Your whole idea of women looking "elegant" and making men servile sounds as if coming from medieval ages. women should wear what makes them feel good independent of what men think of them, the whole idea of women's emnacipation is to move into a gender neutral territory... get over this man-woman divide as far as possible. dress to me seems the easiest thing to do in this respect. a gender neutral dress is what we should encourage.

i am not against all kinds of tradition and i also don't equate short skirts etc with modernity... but this idea that you dress only for yourself and not for men around you is what i call being modern.

jyothsnay said...

huh typo..wipe off that grin,ye, you look charming though,please! huh!

Alok said...

:)

jyothsnay said...

a man's perspective is sooo significantly different from a woman's perspective

I drape self in a sari not to attract men in the streets or derive a free ticket to a heady, edgy journey to exotic lands where I along with the man (who is struggling after having got caught in the web) on the virgin sands...I celebrate my Femininity
in my sari, a class apart from the masses, a diva kinda fleeting over blithers, men, huh, do you exist?

km said...

Every intellectual's really just a nostalgist at heart. Tharoor's talking through his topi, but I can understand why.

Antonia said...

i can understand you both, alok and jyo - perhaps jyo sees the sari as alternative to the western clothes which are obviously restrictive, too. In a sort of gaining back what the other clothes lack, as a way of genuinly to express ones feelings or sexuality or whatever which one cannot do because western clothes have as ideal to display female sexuality in barbie-style while a sari I would assume leaves a bit more freedom in this respect? for it is figure agnostic? So in a sense the sari as escape?
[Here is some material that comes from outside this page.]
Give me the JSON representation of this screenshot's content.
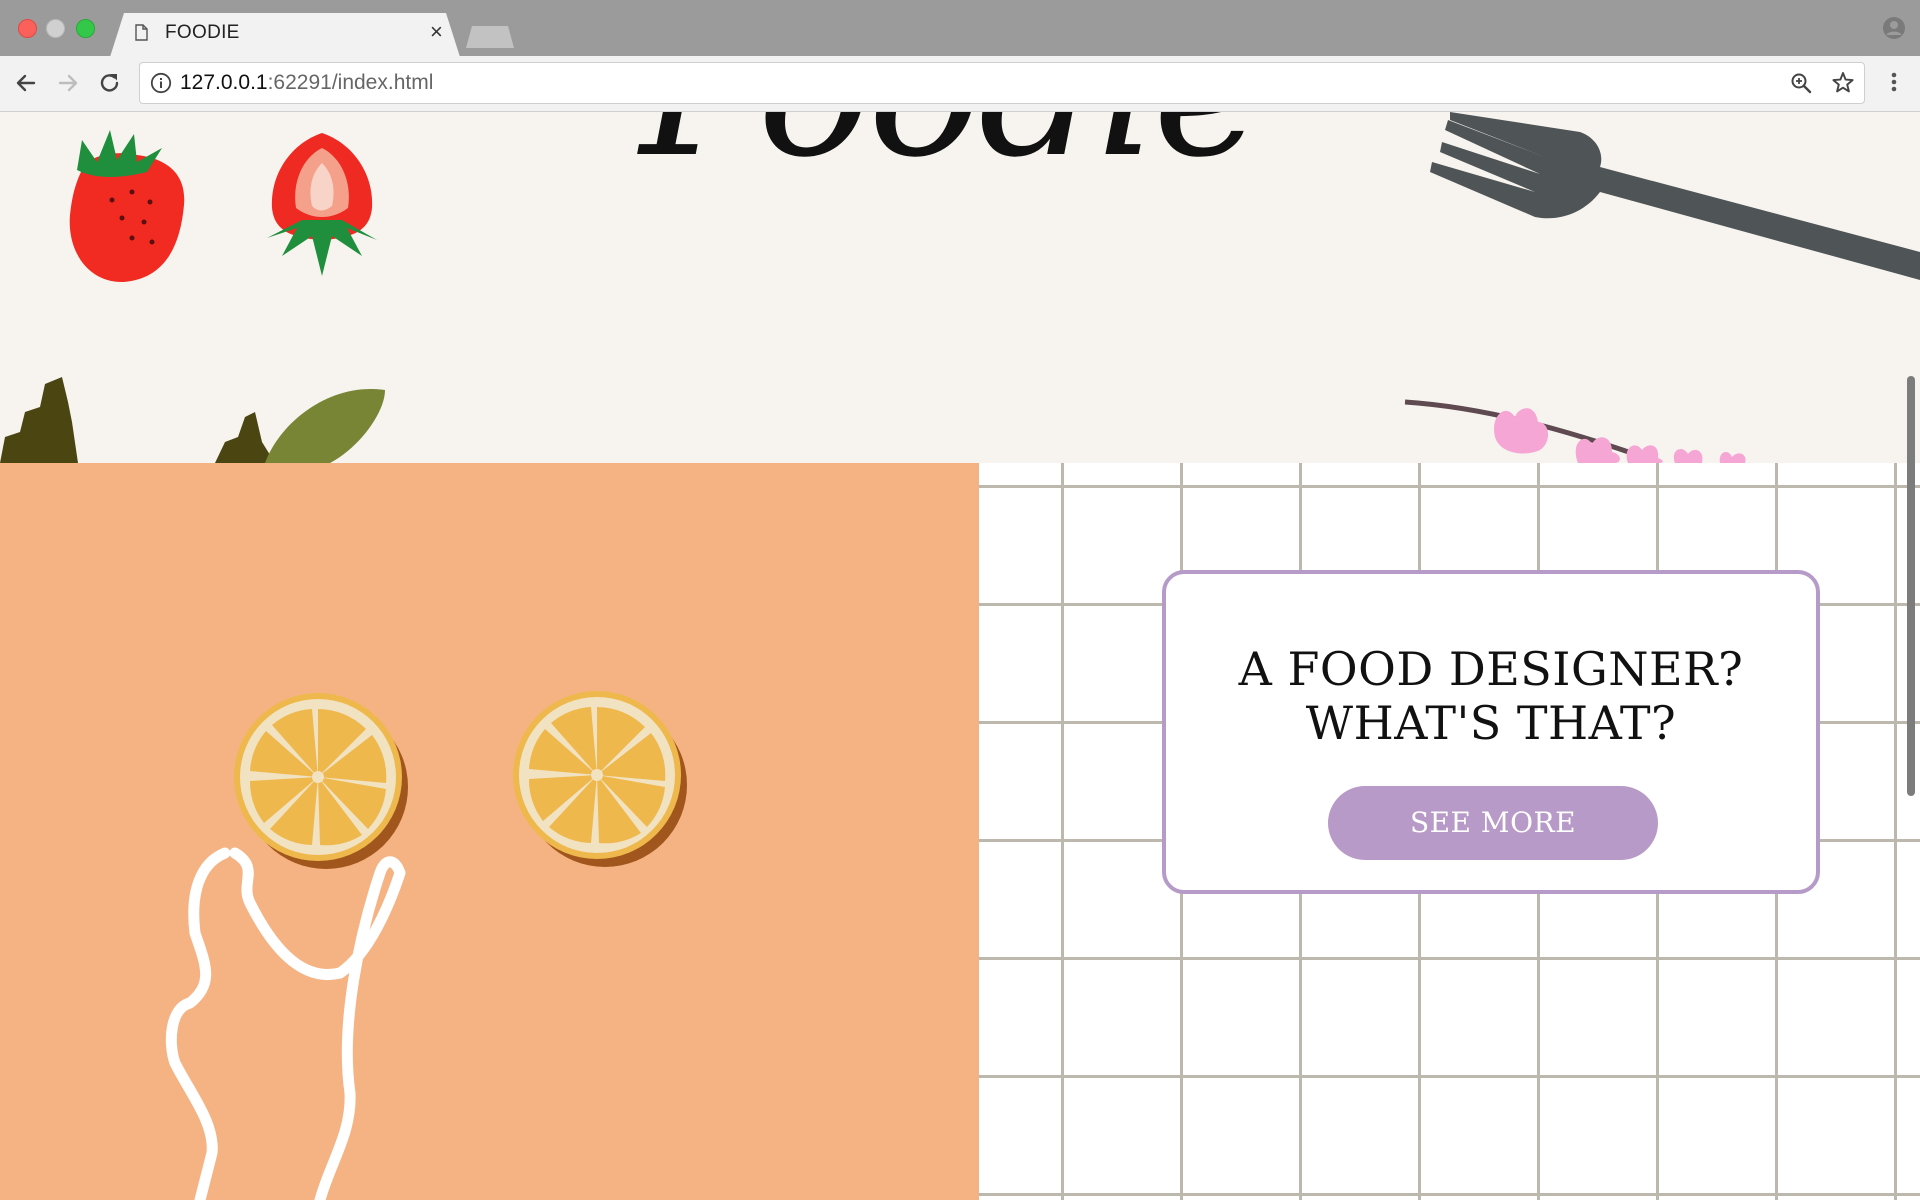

I was also thinking in the beginning before I knew that it requires high maintenance and is for sitting still that it could be an alternative, - or I still think it is one, for as you say as long as one feels comfy one should wear whatever one wants...
it remains a bit difficult, this question...but once one got rid of gender everyone could wear sari and it would not matter at all anymore because questions of clothing would have become redundant.

Alok said...

I was of course generalising there. But the basic idea that women have to dress specifically like women and be more "feminine", "graceful" or "elegant" -- these are all very loaded words. And sari or such traditional feminine dress is being defended in those terms. So even if it is say uncomfortable to a working woman she will still wear it because she wants to be "feminine".. this is what I found troublesome in Jyothsna's comment.

Of course no one has to force somebody and everybody has to make one's own choices but those choices should ideally signify the progress that we have made in bringing the two genders closer together. that's why i said i would prefer a reasonably gender-neutral dressing even if it makes women look less "elegant".

Antonia said...

i understand, alok, there is way too much fuss about clothes and what they all mean...and then I was imagine how much one could have read in all that time that one has spent into defending/accusing sari...;)

Anonymous said...

Irrespective of what attire a woman wears, if one has to look elegant will look elegant. I have seen many women look elegant on saris, and also many look mediocre on jeans as well.

So, its not the attire, but the grace that matters.
-Vijay